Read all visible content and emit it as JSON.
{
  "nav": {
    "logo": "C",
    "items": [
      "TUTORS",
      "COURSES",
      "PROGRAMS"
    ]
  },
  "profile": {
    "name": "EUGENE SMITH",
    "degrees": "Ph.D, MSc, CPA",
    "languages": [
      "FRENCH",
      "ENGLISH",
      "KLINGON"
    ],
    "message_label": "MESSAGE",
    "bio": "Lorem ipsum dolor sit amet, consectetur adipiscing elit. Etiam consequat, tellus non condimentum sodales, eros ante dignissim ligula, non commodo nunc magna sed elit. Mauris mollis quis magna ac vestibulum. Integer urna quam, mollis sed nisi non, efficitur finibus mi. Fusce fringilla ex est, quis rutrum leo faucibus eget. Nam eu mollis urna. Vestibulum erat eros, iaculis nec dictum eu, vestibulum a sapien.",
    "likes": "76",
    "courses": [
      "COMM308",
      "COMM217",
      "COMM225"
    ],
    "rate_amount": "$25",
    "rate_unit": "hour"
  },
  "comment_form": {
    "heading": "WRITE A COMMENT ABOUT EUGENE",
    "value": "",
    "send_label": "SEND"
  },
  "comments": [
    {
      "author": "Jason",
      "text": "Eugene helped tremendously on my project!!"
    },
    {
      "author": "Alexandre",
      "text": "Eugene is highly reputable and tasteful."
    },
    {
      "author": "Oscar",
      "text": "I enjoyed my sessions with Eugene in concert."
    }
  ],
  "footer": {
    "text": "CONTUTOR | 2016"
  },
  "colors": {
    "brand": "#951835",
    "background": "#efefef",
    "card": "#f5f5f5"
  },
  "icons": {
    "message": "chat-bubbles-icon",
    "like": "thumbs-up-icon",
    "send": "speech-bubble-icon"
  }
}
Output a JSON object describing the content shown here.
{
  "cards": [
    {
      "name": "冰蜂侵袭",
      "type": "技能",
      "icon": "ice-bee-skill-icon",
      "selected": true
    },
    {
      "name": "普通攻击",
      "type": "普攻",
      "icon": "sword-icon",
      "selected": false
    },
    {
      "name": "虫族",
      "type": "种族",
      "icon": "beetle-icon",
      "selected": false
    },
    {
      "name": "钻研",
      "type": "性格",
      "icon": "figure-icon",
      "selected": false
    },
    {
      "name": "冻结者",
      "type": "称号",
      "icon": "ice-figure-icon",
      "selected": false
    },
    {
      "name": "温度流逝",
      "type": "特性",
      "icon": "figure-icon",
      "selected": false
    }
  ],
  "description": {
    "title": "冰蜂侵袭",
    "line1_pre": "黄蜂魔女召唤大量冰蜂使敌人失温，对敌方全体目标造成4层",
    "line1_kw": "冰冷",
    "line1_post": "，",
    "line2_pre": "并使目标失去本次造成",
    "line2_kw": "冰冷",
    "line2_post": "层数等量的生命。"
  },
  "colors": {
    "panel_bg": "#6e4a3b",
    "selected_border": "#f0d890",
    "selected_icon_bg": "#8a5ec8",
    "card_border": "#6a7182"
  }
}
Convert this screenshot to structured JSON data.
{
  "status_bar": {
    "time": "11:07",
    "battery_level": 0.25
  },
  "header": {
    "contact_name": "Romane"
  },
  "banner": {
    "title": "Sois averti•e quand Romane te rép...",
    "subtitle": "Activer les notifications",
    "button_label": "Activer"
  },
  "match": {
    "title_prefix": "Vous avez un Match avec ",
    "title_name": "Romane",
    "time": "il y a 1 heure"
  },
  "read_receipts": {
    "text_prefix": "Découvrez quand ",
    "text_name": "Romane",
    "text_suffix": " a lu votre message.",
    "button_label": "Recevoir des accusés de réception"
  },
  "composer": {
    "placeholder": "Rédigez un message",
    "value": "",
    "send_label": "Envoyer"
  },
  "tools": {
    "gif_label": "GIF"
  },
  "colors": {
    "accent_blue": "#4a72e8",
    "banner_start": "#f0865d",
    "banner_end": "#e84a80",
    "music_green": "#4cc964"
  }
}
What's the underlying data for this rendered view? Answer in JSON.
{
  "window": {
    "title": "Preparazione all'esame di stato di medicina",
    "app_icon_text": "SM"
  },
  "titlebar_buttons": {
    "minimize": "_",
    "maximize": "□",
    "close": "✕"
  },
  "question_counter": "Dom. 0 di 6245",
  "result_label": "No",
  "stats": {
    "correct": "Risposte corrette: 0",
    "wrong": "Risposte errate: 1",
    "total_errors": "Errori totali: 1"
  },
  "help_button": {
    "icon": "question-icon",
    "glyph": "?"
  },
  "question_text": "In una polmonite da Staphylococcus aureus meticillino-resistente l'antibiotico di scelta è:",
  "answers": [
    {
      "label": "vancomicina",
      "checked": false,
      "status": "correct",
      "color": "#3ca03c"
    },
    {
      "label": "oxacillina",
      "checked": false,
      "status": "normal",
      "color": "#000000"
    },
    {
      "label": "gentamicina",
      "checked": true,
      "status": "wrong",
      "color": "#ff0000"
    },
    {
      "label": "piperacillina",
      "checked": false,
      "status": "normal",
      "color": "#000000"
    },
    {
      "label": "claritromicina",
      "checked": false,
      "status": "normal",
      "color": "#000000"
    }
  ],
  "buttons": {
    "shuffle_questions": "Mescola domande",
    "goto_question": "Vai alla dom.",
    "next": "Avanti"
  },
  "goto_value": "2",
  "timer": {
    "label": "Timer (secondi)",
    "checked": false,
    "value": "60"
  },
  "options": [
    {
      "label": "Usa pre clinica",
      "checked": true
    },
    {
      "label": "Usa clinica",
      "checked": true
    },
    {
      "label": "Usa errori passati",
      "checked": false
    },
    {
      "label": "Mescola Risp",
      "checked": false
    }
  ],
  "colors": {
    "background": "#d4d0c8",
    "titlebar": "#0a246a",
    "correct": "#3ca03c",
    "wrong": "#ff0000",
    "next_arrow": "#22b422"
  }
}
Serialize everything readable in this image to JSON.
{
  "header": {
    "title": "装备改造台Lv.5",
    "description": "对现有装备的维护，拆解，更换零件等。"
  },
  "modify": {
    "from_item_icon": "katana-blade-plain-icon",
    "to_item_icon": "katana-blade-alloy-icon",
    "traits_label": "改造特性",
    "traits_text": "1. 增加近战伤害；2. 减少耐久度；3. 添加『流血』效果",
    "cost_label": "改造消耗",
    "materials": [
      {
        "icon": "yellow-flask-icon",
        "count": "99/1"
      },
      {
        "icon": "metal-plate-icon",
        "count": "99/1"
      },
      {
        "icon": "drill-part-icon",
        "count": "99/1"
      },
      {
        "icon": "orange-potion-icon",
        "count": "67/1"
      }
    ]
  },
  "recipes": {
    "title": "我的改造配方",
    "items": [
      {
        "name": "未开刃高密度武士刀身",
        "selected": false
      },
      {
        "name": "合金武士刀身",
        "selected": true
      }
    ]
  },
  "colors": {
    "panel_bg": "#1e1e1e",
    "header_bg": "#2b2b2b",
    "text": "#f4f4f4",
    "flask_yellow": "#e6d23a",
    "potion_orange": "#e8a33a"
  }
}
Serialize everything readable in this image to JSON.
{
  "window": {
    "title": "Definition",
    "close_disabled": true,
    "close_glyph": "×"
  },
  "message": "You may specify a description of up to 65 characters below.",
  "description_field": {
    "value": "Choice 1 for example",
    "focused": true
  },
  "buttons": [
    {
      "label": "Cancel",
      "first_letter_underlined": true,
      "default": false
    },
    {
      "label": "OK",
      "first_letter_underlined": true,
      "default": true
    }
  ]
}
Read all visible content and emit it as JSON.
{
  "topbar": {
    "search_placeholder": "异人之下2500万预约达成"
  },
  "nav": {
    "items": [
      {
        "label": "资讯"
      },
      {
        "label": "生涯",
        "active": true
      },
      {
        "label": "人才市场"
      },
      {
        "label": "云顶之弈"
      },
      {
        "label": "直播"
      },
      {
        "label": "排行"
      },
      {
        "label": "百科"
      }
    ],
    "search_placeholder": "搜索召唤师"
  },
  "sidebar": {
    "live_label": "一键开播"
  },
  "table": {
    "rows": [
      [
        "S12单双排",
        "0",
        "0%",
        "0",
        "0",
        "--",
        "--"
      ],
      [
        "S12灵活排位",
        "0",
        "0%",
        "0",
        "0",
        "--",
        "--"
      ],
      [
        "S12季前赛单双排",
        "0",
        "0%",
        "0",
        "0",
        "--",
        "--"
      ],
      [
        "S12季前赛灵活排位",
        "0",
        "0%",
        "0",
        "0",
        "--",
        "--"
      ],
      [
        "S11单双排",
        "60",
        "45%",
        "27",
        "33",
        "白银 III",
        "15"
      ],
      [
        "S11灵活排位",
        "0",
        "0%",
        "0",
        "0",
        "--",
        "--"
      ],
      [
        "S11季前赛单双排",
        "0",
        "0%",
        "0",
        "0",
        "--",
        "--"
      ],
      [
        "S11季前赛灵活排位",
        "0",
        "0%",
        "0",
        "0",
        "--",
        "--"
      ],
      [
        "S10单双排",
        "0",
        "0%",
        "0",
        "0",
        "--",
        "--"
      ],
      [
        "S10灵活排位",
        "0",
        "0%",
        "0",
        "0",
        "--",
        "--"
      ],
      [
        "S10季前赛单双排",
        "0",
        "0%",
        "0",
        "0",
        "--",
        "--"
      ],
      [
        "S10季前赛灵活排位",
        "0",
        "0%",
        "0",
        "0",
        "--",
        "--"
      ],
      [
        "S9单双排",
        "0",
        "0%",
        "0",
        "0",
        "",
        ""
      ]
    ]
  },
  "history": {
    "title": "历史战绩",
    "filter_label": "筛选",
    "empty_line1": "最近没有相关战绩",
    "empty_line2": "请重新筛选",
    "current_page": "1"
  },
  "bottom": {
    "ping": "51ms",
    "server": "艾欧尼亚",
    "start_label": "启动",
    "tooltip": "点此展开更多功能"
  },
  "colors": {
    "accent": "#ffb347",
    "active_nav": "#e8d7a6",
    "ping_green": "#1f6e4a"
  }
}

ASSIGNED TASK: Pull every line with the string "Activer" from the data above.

RESPONSE TO THE EXERCISE:
    "subtitle": "Activer les notifications",
    "button_label": "Activer"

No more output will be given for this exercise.